"The banking industry is committed to financial EDI," Mr. Nelson said. "We've really raised the stakes and have made an important initiative within the ACH network."
Meanwhile, several other organizations are continuing efforts to develop affordable EDI products, despite not winning the contract. For example, an alliance between Card Establishment Services and GoldLeaf Technologies expects to make its remittance processing system, called Translink, commercially available this month.
According to the study, the release of these systems comes at a perfect time, for cash management customers eagerly await the availability of EDI services.
The survey also found that businesses were generally satisfied with the automated clearing house network's support of electronic data interchange services, with about 90% of respondents indicating that the network was either good or very good in meeting their EDI needs.
However, the survey also suggested that the automated clearing house often falls short of providing some of the more advanced EDI services.
"This survey told us was that we are doing a pretty good job, but it also said that we need to improve some things," Mr. Nelson said.
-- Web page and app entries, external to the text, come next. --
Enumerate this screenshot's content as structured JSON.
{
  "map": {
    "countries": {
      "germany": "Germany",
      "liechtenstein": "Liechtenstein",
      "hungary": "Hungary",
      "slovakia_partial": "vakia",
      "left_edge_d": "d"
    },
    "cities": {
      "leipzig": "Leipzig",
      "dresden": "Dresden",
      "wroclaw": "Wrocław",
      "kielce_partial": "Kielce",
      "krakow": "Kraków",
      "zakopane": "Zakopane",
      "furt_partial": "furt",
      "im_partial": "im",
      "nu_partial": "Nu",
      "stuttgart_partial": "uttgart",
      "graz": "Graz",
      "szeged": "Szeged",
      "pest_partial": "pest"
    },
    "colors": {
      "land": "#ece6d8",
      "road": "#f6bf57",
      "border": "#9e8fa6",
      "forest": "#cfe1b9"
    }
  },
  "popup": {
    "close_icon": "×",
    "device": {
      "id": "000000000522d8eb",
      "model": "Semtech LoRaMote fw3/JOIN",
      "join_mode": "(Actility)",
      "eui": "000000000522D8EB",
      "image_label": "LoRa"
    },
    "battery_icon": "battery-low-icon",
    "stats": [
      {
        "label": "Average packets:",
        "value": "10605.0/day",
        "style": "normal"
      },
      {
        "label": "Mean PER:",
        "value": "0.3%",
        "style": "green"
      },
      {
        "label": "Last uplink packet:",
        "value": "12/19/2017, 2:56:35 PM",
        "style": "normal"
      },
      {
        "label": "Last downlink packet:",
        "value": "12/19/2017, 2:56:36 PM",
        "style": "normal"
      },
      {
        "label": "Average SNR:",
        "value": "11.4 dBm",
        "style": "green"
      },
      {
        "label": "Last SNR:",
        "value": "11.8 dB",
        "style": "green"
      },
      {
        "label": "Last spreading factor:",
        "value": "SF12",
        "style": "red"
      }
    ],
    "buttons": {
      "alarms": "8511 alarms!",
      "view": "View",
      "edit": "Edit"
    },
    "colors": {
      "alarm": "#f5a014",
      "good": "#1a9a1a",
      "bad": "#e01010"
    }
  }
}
Nick Alex, senior vice president with NationsBank, indicated that the study will "wake up the banking industry as to what corporations really want."
"Our biggest clearing house, the ACH, has realized what it takes to be a player," Mr. Alex said.
Among the demands for more advanced services: 64% of respondents want end-to-end acknowledgements rather than relying on the no-news-is-good-news approach. An acknowledgement assures that a payment has reached its destination.
Also, 63% wanted native EDI capability, which is the ability to send so- called X12 transmissions that do not have to be wrapped within the standard clearing house format.
In response to these findings, association officials said the network will add these services sometime this year.
In other areas, 44% of respondents said third party value-added- networks, or VANs, will still play a role in EDI. This percentage is surprising, given that 87% of the responding corporations prefer the clearing house network for financial EDI payments.
VANs are currently used by more than 40,000 companies to transmit business-related data. Torrey Byles, a director with BIS Strategic Decisions, a market research firm based in Norwell, Mass., said the association's initiatives may have short-term "negative effects" on VANs.
"It could have a small negative effect because it might allow banks who were using a VAN to switch over to this lower-cost platform," Mr. Byles said.
"But I think in the longer run it will probably have a more positive effect because it would encourage companies to use EDI and other forms of electronic commerce."